When newly appointed Justice Minister Arif Virani appeared in front of the Senate committee, Senator Mary Coyle asked him what evidence he had that the reverse onuses would protect the public. Mr. Virani’s replied: “As a matter of intuitive logic, if you’re making it harder to access bail, it likely will be received less.”
Impoverished people who don’t have family members to supervise them on bail will feel the effect of Bill C-48 the most, critics say. It will therefore add to the disproportionate numbers of Indigenous, Black and mentally ill inmates in custody, they say.
“The direction of the bill is certainly contrary to the government’s anti-racism policies,” Michael Bryant, a former Ontario attorney-general who is now the chief executive officer of B.C.’s legal aid program, said in an interview.
In his view, the system’s statutory promise, that an initial bail hearing will be held within 24 hours, has become an empty exercise.
“They just call you in front of a camera or a court and schedule when the hearing is going to take place. Which isn’t what the law says – but that’s the way it’s being interpreted,” he said in an interview.
Alberta Attorney-General Mickey Amery disagrees, saying accused people themselves are making choices that are to blame for the high numbers on remand. These choices include taking time to assess their situation, meet with defence counsel to review disclosure of the evidence and weigh their options.
“Anybody looking for a bail hearing will receive one in a timely manner,” he said.
His province, like Ontario and B.C., has set up special prosecution teams to try to persuade judges to keep offenders perceived to be a high risk in custody until trial.

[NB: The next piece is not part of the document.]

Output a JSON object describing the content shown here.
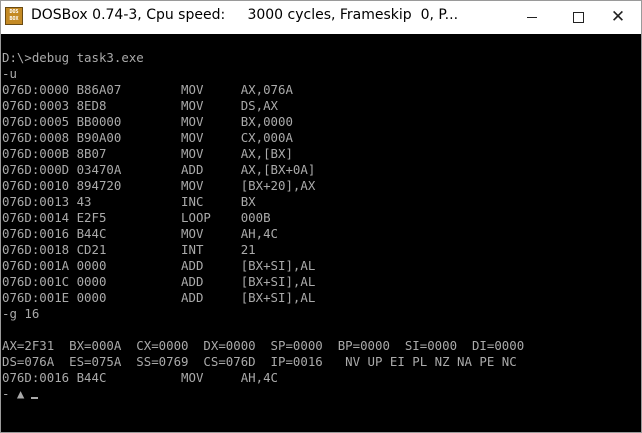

“What we’re noticing here in Alberta, and I think all across the country, is a dramatic rise in crime,” Mr. Amery said. “We are doing everything we can within our provincial jurisdictional abilities.”